- PROBLEM TO SOLVE
Search the records below for "产品经理" and copy every line it turns up in.

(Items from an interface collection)
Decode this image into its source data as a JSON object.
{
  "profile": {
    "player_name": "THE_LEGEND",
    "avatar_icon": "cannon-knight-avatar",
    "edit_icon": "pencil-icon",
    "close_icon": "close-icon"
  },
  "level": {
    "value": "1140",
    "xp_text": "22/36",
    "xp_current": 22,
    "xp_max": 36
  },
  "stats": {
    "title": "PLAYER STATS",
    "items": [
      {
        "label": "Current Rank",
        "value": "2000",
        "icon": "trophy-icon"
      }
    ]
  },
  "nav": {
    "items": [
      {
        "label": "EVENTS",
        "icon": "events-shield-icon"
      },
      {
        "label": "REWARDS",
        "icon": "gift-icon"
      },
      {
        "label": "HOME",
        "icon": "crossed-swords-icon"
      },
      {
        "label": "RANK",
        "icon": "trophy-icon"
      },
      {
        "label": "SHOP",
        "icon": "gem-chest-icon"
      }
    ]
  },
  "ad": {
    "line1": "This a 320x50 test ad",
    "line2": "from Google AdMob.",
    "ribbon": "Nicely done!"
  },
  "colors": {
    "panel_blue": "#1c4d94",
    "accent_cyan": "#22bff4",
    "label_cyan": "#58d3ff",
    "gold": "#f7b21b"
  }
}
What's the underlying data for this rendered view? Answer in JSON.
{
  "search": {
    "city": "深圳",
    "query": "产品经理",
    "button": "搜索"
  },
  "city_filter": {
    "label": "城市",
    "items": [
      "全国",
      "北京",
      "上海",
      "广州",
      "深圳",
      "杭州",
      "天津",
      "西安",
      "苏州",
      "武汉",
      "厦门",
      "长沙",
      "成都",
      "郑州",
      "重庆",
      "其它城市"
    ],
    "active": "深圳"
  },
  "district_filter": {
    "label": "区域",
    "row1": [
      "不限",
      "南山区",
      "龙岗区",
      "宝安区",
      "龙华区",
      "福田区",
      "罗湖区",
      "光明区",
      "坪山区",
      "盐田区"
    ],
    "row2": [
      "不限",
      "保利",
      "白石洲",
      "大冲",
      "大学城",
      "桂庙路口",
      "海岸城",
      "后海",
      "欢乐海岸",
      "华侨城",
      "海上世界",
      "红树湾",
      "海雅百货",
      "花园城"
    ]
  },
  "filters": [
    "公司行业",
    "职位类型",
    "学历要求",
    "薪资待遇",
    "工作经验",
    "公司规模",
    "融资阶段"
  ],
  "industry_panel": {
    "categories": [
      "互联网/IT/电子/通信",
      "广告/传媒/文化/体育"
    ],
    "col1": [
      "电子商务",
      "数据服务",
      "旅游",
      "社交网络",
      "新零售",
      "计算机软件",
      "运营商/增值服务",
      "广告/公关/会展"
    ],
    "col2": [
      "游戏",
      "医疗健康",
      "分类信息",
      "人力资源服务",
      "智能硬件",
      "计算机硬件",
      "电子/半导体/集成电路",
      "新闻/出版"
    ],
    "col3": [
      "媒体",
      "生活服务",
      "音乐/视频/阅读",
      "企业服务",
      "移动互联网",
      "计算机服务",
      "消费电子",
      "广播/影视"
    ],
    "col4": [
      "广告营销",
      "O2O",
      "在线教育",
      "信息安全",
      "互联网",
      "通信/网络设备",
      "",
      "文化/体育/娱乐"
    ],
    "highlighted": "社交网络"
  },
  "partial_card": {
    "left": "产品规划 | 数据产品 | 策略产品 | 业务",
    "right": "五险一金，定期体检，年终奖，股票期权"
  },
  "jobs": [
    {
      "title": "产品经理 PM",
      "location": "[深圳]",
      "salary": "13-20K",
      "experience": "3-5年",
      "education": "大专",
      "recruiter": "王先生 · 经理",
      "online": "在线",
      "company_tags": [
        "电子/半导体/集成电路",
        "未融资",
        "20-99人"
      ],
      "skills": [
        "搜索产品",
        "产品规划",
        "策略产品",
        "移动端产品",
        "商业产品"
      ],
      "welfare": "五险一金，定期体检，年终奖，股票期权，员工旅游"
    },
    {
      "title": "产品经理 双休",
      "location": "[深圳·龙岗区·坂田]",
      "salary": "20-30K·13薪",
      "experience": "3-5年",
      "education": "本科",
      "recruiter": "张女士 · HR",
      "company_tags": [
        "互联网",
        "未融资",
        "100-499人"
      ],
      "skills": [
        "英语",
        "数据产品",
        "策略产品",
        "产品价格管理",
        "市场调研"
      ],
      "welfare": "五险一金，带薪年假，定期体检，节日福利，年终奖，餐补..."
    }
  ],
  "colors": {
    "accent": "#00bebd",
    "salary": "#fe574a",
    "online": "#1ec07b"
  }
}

- YOUR SOLUTION
    "query": "产品经理",
      "title": "产品经理 PM",
      "title": "产品经理 双休",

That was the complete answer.